The four-time major champion is looking to start a family in the near future with fiancée Erica Stoll.
Two other golfers, Fiji's Vijay Singh and America's Marc Leishman, have already cited Zika as their reason for withdrawing from the Olympics.
American cyclist Tejay Van Garderen has followed suit.
Few other athletes have withdrawn or expressed worries about Zika, however, with organisers insisting the risks will be low during the Brazilian winter so long as adaquate precautions are taken.
His announcement has been viewed sceptically by many who claim that he is using Zika as an excuse to avoid playing in the Games.
The issue is considered low-down on the list of concerns surrounding the Games in Brazil, well behind transport, security and political worries.

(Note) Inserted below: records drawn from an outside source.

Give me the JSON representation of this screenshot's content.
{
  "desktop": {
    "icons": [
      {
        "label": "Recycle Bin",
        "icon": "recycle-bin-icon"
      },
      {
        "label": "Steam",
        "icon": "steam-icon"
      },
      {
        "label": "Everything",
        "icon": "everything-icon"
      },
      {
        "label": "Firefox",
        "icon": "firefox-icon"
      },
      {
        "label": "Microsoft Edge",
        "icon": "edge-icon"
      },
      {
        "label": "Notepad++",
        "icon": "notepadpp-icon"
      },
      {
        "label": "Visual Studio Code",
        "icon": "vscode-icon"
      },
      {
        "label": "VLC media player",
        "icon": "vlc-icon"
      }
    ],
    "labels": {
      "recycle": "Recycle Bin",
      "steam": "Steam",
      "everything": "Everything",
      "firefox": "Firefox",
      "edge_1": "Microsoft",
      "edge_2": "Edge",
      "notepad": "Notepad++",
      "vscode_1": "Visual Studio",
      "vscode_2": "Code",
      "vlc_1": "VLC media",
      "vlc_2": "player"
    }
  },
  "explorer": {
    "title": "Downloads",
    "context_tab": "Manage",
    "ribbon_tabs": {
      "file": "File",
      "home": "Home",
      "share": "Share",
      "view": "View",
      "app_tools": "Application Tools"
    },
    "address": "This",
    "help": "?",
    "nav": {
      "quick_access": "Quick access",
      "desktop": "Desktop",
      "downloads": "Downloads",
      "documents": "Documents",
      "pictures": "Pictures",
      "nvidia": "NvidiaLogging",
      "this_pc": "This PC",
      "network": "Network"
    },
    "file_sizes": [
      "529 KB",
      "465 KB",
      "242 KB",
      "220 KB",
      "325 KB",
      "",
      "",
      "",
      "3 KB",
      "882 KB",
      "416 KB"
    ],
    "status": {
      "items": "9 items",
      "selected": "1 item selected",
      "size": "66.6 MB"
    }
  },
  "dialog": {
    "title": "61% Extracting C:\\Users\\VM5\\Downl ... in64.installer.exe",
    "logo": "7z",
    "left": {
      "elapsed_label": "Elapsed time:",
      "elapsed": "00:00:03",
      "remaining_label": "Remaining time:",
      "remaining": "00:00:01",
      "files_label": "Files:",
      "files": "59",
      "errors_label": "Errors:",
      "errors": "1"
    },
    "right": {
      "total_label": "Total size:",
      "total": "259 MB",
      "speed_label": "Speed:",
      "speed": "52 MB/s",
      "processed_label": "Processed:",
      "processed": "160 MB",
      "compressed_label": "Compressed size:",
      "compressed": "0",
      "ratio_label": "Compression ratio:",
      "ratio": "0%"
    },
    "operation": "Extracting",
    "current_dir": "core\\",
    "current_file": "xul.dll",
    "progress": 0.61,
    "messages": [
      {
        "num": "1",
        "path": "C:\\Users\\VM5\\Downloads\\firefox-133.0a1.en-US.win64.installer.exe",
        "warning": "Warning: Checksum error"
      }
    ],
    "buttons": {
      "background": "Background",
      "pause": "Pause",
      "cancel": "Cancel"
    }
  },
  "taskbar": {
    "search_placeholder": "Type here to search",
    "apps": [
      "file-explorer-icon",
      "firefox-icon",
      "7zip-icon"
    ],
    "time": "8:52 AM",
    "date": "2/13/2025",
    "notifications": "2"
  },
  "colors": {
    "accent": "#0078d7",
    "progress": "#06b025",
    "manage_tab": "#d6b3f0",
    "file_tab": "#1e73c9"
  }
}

"I trust the Irish people will understand my decision," McIlroy added in his statement.
"The unwavering support I receive every time I compete in a golf tournament at home or abroad means the world to me.
"I will continue to endeavour to make my fans and fans of golf proud with my play on the course and my actions off it."
The Olympic Council of Ireland (OCI) expressed its "extreme disappointment" at the decision.
"However, as we have always said, it is down to the individual and of course we respect his decision, which he has taken for personal reasons," they said.
The news is another big blow for golf, with the sport desperate for the world's top players to attend in order to justify its place on the Olympic programme.
McIlroy, who is from Northern Ireland, had deliberated over whether to compete for Britain or Ireland in Rio before eventually deciding on the latter in May 2014.
Both teams had wanted him to represent them.
He had been expected to be among the biggest Irish stars at the Games.
The International Golf Federation also expressed "disappointment" at the decision, but while admitting that players must "weigh personally a unique set of circumstances".